CA-SM-3 NB 2/SB 1 11.8970-2.0942x 5.7 6.5 29 Y
MD-P1 NB 2/SB 1 65.1435-10.6485x 6.2 6.3 21 N
MD-TO-1 NB 6.7212-0.9039x 7.4 9.4 22 Y
MD-TO-1 SB 14.4907-1.7604x 8.2 9.2 34 Y
UT-SL-2 NB 6.2673-1.2341x 5.1 6.5 22 Y
WA-KI-3 WB 42.176-8.7008x 4.8 5.0 22 N
ALL Sites and Approaches 6.2064-0.9420x 6.6 8.4 512 Y
Findings section above. If there is separation of data, the maximum
likelihood estimate does not converge; however, SAS will still
Several elements can affect the size of the 85th percentile
provide an output, which will often have a very large standard
accepted gap. First, the amount of data can have a significant
error. An example is the NB2/SB1 approach of CA-SM-2,
effect, especially when only a few pedestrians were faced with
which had 125 observed gaps. An examination of the data
making a gap acceptance decision. To minimize the potential
reveals that almost all gaps between 1 and 5 seconds were
effect that only a few pedestrians could have on the results,
rejected (one 5-second gap was accepted), and all the gaps
only those approaches with more than 20 pedestrians on the
approach were considered in this evaluation. above 5 seconds were accepted. The logit model tries to match
Second, the distribution of the data can affect the analysis these data with an equation, but because of the complete sep-
of a large number of data points. At the NB2/SB1 approach of aration for the accepted and rejected gaps, the equation
CA-LA-2, there were 241 observed gaps but only 32 pedestri- almost forms a straight vertical line between 5 and 6 seconds
ans. Out of these 241 gaps, 196 required the pedestrian to where no data exist.
make a gap acceptance decision on a gap of 3 seconds or less Table 24 lists those approaches whose distribution has sep-
while only 10 were gaps of longer than 10 seconds. With such aration of data. This table shows the values of the longest gaps
dense traffic, the gap acceptance was skewed lower. The gap rejected by at least 85 percent of pedestrians and of the short-
acceptance results would be stronger if based only on free- est gaps accepted by at least 85 percent of pedestrians.
flow vehicles; however, using only free-flow vehicles does not Results from the logit model indicate a trend in the 85th

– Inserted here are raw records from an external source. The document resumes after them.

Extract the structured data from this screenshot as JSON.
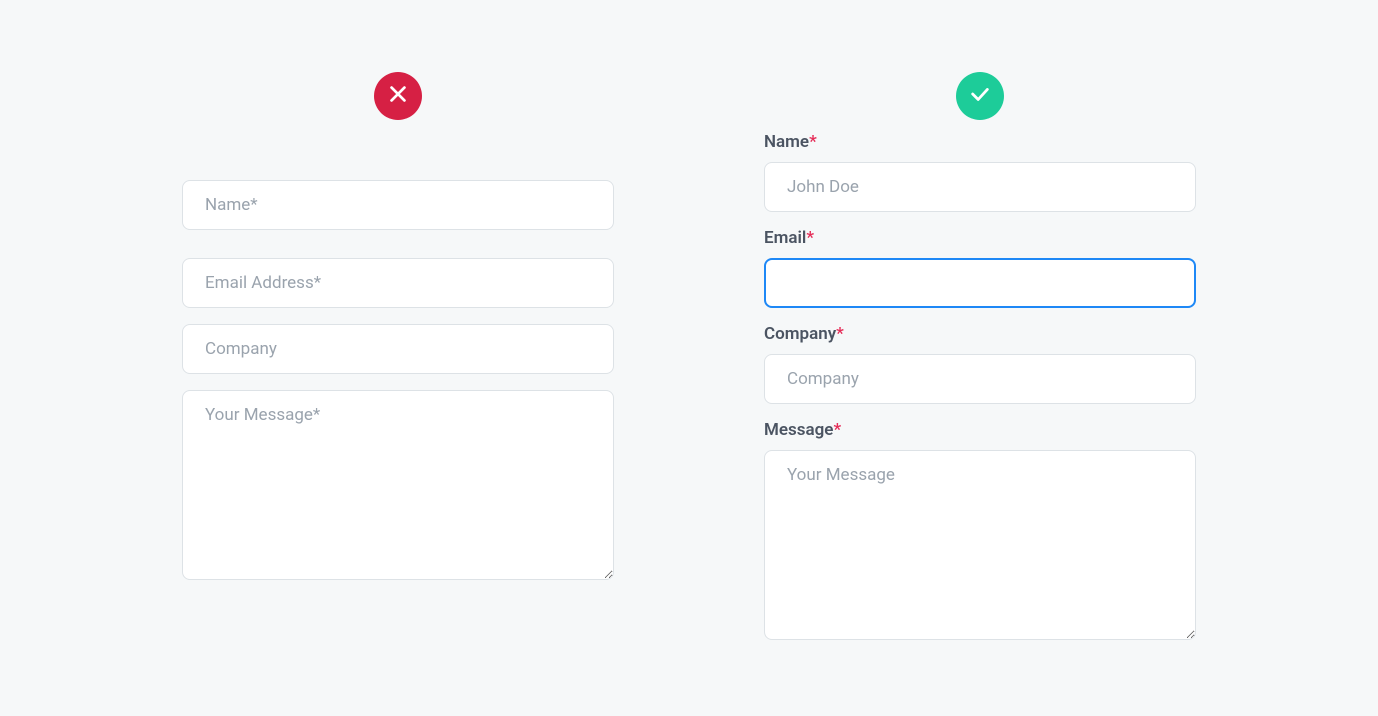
{
  "left": {
    "fields": {
      "name": {
        "placeholder": "Name*"
      },
      "email": {
        "placeholder": "Email Address*"
      },
      "company": {
        "placeholder": "Company"
      },
      "message": {
        "placeholder": "Your Message*"
      }
    }
  },
  "right": {
    "fields": {
      "name": {
        "label": "Name",
        "required": "*",
        "placeholder": "John Doe"
      },
      "email": {
        "label": "Email",
        "required": "*",
        "value": ""
      },
      "company": {
        "label": "Company",
        "required": "*",
        "placeholder": "Company"
      },
      "message": {
        "label": "Message",
        "required": "*",
        "placeholder": "Your Message"
      }
    }
  }
}
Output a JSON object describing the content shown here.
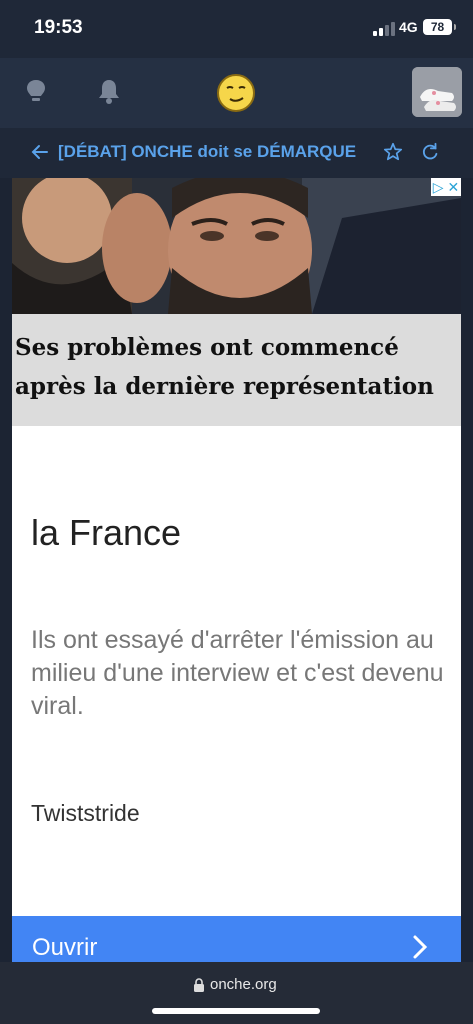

capture the conditions faced by the pedestrian. When the percentile accepted gaps, in that the accepted gap increased as
location is within a coordinated corridor, the pedestrian may crossing distance increased. The trend for the 85th percentile

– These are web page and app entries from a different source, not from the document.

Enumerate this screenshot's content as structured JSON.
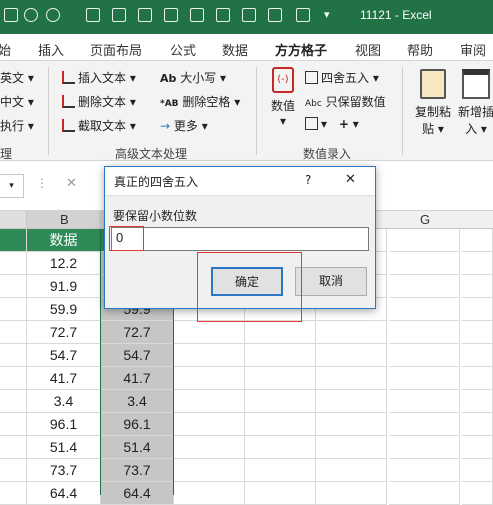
{
  "window": {
    "title": "11121  -  Excel"
  },
  "tabs": [
    {
      "label": "始",
      "active": false
    },
    {
      "label": "插入",
      "active": false
    },
    {
      "label": "页面布局",
      "active": false
    },
    {
      "label": "公式",
      "active": false
    },
    {
      "label": "数据",
      "active": false
    },
    {
      "label": "方方格子",
      "active": true
    },
    {
      "label": "视图",
      "active": false
    },
    {
      "label": "帮助",
      "active": false
    },
    {
      "label": "审阅",
      "active": false
    }
  ],
  "ribbon": {
    "left_items": [
      "英文",
      "中文",
      "执行"
    ],
    "left_group": "理",
    "text_col1": [
      "插入文本",
      "删除文本",
      "截取文本"
    ],
    "text_col2": [
      "大小写",
      "删除空格",
      "更多"
    ],
    "text_group": "高级文本处理",
    "value_btn": "数值",
    "value_items": [
      "四舍五入",
      "只保留数值"
    ],
    "value_group": "数值录入",
    "copy_btn": [
      "复制粘",
      "贴"
    ],
    "new_btn": [
      "新增插",
      "入"
    ]
  },
  "columns": [
    "B",
    "G"
  ],
  "header_cell": "数据",
  "col_b": [
    "12.2",
    "91.9",
    "59.9",
    "72.7",
    "54.7",
    "41.7",
    "3.4",
    "96.1",
    "51.4",
    "73.7",
    "64.4"
  ],
  "col_c": [
    "",
    "",
    "59.9",
    "72.7",
    "54.7",
    "41.7",
    "3.4",
    "96.1",
    "51.4",
    "73.7",
    "64.4"
  ],
  "dialog": {
    "title": "真正的四舍五入",
    "help": "?",
    "close": "✕",
    "prompt": "要保留小数位数",
    "value": "0",
    "ok": "确定",
    "cancel": "取消"
  },
  "colors": {
    "brand": "#217346",
    "accent": "#2b78c5",
    "highlight_red": "#e53935",
    "selection": "#c6c6c6"
  }
}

ignore the gaps within the platoons of vehicles and wait for accepted gap is compared with the critical gap for a walking
the larger gap present between the platoons. speed of 3.5 ft/s (1.1 m/s) in Figure 23. Inspection of Figure
Third, the lack of some overlap in the accepted and rejected 29 reveals that the observed gaps were less than the calculated
gaps is an important factor, as mentioned in the analysis critical gap for a walking speed of 3.5 ft/s (1.1 m/s). Thus, the
Table 24. Summary of gap distribution for approaches with
separation of data.
Value of Longest Rejected Value of Shortest Accepted
Site Approach Gap (s) Gap (s)
CA-SM-2 NB 1/SB 2 4.0 6.0
CA-SM-2 NB 2/SB 1 5.0 6.0
CA-SM-3 NB 2/SB 1 4.0 7.0
MD-P1 NB 2/SB 1 6.0 7.0
MD-TO-1 SB 7.0 10.0
WA-KI-3 WB 4.0 6.0